    Date: 2008–03
  3. By: Hisham Foad (Department of Economics, San Diego State University)
    Abstract: Why is there international trade in newspapers? Why do even very small countries both import from and export to large nations? New trade models founded on transport costs and increasing returns fail to explain the high degree of bilateral trade in cultural goods like newspapers and periodicals. I argue that immigration is complementary to newspaper trade, with small cosmopolitan countries having the largest trade as a percentage of GDP. These predictions are empirically confirmed, with a 10% increase in bilateral immigration inducing a 4.4% increase in newspaper trade between nations. While increased immigration has lead to greater trade, this effect is decreasing in internet usage. The trade-immigration elasticity is 8.5% smaller for high-internet usage countries, reflecting the fact that immigrants increasingly get their foreign news fix online. These results suggest that cultural goods need not be protected from trade as a country’s economic presence on the global stage creates a market for its products.
    Date: 2007–03
  4. By: Giulio PALOMBA ([n.a.]); Nicoletta MARINELLI (Universita' Politecnica delle Marche, Dipartimento di Economia)

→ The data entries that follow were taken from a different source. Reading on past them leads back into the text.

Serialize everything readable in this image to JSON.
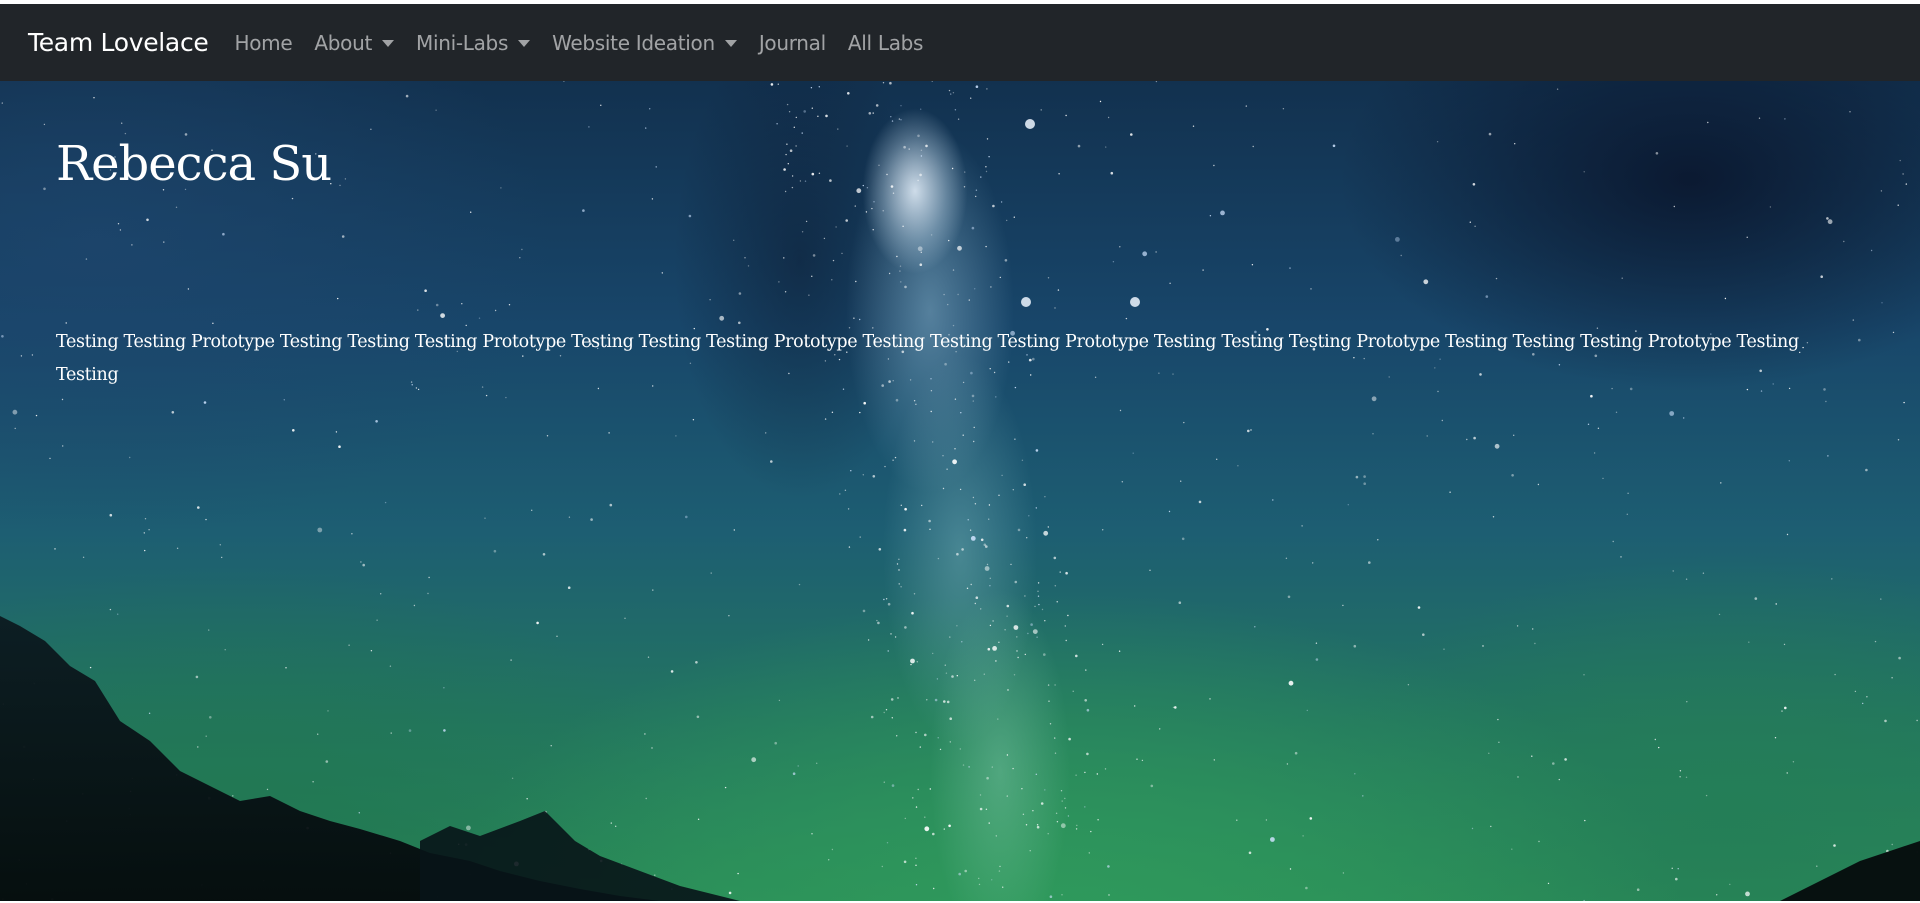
{
  "navbar": {
    "brand": "Team Lovelace",
    "items": [
      {
        "label": "Home",
        "dropdown": false
      },
      {
        "label": "About",
        "dropdown": true
      },
      {
        "label": "Mini-Labs",
        "dropdown": true
      },
      {
        "label": "Website Ideation",
        "dropdown": true
      },
      {
        "label": "Journal",
        "dropdown": false
      },
      {
        "label": "All Labs",
        "dropdown": false
      }
    ]
  },
  "hero": {
    "title": "Rebecca Su",
    "text": "Testing Testing Prototype Testing Testing Testing Prototype Testing Testing Testing Prototype Testing Testing Testing Prototype Testing Testing Testing Prototype Testing Testing Testing Prototype Testing Testing"
  },
  "colors": {
    "navbar_bg": "#212529",
    "nav_link": "rgba(255,255,255,0.58)",
    "brand_text": "#ffffff",
    "hero_text": "#ffffff"
  },
  "icons": {
    "dropdown": "caret-down-icon"
  }
}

    Abstract: This paper aims to model the auction prices of Italian contemporary art paintings. The contribution to the existing literature is twofold concerning both the methodological and the conceptual aspects. From the former point of view, we use the two-stages Heckit model which allows us to take into account the sample selection bias deriving from the "buying" risk, that affects transactions at auction. From the latter point of view, we have found that some sale characteristics such as auction house prestige and year of sale, are more important than the physical aspects of the paintings. Moreover, some artistic characteristics, the artist's name and their living status are also relevant.;An estimation using pre-sale evaluation by experts has also been tried: this explanatory variable seems to be the main driver regarding both the probability of having an unsold painting and the auction price levels reached by sold works. Nevertheless, the hypothesis of its sufficiency is rejected and some problems related to the economic interpretation of the results arise.;The whole analysis is carried out after creating a new dataset of 2817 transactions which took place at the most important auction houses between 1990 and 2006.
    Keywords: Heckit model, auctions, painting prices, selection bias, statistical sufficiency
    JEL: C34 D44 Z11
    Date: 2008–03

This nep-cul issue is ©2008 by Roberto Zanola. It is provided as is without any express or implied warranty. It may be freely redistributed in whole or in part for any purpose. If distributed in part, please include this notice.
General information on the NEP project can be found at For comments please write to the director of NEP, Marco Novarese at <>. Put “NEP” in the subject, otherwise your mail may be rejected.
NEP’s infrastructure is sponsored by the School of Economics and Finance of Massey University in New Zealand.